▶ EXERCISE AIM
The word to find is "title". State how many lines below contain it, giving only the number.

▶ EXERCISE DATA
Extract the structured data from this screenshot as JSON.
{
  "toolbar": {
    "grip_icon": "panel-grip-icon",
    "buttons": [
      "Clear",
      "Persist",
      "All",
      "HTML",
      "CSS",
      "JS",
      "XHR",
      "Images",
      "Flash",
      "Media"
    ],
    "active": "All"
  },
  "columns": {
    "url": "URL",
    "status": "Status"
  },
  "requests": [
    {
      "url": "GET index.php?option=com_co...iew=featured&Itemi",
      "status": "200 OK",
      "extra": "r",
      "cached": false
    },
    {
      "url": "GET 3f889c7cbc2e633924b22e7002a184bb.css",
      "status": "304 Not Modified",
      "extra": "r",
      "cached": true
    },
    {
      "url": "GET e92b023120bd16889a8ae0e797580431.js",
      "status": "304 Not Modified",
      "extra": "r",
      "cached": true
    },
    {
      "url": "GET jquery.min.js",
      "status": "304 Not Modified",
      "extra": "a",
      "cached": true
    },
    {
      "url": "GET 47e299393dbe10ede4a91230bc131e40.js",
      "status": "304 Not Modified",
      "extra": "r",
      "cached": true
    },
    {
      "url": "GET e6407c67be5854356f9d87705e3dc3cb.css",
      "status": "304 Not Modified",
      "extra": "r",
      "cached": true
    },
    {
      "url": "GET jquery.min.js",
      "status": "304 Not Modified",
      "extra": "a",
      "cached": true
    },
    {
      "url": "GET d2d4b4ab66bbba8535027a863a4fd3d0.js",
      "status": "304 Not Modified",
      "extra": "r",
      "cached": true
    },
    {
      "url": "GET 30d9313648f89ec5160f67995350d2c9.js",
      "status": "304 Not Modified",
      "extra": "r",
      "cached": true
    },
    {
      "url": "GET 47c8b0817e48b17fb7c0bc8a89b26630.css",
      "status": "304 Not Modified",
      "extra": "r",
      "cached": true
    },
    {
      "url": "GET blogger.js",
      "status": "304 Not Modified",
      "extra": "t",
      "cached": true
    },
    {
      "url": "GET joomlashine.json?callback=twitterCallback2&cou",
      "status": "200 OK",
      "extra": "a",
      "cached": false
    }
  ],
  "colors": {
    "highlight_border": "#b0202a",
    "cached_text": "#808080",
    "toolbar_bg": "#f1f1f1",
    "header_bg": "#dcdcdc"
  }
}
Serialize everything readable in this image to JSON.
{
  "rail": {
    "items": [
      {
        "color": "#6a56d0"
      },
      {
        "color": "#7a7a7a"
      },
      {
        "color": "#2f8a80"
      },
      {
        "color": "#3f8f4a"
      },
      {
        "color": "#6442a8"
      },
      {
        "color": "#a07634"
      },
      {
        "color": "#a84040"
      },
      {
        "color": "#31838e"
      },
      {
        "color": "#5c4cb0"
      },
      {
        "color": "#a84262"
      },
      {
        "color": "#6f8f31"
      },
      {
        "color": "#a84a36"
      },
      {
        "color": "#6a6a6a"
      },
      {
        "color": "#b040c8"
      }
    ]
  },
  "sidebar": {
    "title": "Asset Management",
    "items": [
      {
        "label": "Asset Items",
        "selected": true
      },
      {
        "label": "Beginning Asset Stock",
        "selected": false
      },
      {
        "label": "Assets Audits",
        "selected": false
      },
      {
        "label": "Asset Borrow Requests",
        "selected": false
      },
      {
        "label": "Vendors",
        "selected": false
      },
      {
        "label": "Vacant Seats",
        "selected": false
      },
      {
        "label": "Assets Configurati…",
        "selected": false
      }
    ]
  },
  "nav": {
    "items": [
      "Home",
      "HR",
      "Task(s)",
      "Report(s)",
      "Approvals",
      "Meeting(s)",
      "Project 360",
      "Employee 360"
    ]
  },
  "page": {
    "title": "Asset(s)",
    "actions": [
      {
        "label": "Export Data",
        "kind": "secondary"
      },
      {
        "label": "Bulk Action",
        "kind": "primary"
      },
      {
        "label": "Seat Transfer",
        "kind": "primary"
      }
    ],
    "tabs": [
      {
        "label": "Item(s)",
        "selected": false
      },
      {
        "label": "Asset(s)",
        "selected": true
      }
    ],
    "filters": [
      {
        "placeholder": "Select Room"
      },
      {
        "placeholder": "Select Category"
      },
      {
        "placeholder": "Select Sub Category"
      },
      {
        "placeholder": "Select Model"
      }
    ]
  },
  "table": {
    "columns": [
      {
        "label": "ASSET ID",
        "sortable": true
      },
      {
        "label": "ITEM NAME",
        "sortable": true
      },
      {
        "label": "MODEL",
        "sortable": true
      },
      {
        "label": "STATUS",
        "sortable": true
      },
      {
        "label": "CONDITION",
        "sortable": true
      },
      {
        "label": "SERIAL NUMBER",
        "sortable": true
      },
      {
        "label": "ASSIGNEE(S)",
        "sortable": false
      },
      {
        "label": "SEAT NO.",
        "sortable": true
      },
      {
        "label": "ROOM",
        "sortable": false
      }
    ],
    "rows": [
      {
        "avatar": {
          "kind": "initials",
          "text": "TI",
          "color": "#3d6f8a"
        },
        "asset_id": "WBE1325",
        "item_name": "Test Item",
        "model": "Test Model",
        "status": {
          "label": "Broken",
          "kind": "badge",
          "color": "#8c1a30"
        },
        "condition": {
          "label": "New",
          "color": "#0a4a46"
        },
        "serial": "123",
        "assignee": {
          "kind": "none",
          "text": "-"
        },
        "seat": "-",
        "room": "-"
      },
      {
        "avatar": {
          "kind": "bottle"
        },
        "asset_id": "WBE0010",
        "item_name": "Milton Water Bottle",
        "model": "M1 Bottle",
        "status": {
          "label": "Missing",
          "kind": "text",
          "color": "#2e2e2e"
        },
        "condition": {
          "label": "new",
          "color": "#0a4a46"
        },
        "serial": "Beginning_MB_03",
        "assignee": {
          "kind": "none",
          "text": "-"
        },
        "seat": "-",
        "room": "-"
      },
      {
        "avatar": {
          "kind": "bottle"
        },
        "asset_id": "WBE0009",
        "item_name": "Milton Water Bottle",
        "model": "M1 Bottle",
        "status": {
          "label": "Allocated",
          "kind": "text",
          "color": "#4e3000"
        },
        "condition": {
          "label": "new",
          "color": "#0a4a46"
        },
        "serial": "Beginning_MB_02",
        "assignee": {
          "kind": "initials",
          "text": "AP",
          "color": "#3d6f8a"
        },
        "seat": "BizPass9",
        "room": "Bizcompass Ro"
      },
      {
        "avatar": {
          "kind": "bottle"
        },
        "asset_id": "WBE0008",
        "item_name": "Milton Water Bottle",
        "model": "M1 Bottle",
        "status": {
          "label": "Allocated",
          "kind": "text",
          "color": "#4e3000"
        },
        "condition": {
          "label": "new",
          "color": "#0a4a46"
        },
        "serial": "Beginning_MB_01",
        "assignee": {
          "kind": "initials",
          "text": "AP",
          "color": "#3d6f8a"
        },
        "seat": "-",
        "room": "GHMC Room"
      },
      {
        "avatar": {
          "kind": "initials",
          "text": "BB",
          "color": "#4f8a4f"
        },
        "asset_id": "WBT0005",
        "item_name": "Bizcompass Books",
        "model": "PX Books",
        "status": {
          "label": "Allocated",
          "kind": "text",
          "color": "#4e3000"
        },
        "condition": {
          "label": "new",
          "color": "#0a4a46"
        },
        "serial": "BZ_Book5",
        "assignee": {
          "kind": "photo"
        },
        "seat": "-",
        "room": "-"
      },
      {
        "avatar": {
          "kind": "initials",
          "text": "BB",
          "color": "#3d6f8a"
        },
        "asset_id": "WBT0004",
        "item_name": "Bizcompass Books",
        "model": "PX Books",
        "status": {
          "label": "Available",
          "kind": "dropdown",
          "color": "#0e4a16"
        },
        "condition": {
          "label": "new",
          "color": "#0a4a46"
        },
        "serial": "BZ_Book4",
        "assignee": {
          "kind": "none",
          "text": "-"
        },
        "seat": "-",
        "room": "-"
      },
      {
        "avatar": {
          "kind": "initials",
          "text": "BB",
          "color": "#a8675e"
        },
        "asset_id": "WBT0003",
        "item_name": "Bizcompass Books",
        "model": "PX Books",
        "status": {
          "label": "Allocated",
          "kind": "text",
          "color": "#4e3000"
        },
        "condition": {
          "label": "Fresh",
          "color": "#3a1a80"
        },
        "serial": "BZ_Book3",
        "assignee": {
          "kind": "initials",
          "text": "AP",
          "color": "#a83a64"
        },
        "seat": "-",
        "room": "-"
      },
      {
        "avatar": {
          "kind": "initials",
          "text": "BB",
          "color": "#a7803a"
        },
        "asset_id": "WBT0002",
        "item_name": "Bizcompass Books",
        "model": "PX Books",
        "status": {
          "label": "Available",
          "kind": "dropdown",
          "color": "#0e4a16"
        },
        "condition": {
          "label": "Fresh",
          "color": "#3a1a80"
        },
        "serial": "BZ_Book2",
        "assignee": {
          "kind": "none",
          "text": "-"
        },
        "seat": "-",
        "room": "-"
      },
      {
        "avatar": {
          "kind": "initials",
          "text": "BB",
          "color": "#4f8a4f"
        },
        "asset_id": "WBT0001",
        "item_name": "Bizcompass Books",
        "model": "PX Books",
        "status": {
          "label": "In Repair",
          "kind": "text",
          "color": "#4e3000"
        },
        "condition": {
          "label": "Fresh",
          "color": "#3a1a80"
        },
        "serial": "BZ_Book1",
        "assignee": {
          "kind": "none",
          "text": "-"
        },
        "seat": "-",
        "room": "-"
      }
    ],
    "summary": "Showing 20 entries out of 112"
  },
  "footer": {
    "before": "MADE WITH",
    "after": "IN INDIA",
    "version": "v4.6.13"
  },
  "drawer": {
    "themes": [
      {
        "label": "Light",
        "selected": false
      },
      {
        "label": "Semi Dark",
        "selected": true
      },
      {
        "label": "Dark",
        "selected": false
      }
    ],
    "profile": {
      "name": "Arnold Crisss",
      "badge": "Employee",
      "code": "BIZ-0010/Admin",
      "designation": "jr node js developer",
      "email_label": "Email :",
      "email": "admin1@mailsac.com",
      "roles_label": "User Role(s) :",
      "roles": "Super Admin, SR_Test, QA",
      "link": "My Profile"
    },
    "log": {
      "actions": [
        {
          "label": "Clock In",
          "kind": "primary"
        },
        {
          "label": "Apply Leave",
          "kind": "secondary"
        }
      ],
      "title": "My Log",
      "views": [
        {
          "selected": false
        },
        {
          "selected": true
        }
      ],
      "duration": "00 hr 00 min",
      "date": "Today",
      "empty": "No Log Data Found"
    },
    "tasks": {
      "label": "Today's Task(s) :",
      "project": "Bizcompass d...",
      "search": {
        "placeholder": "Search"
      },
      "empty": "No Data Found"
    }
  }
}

▶ SOLUTION FOR THIS EXERCISE
3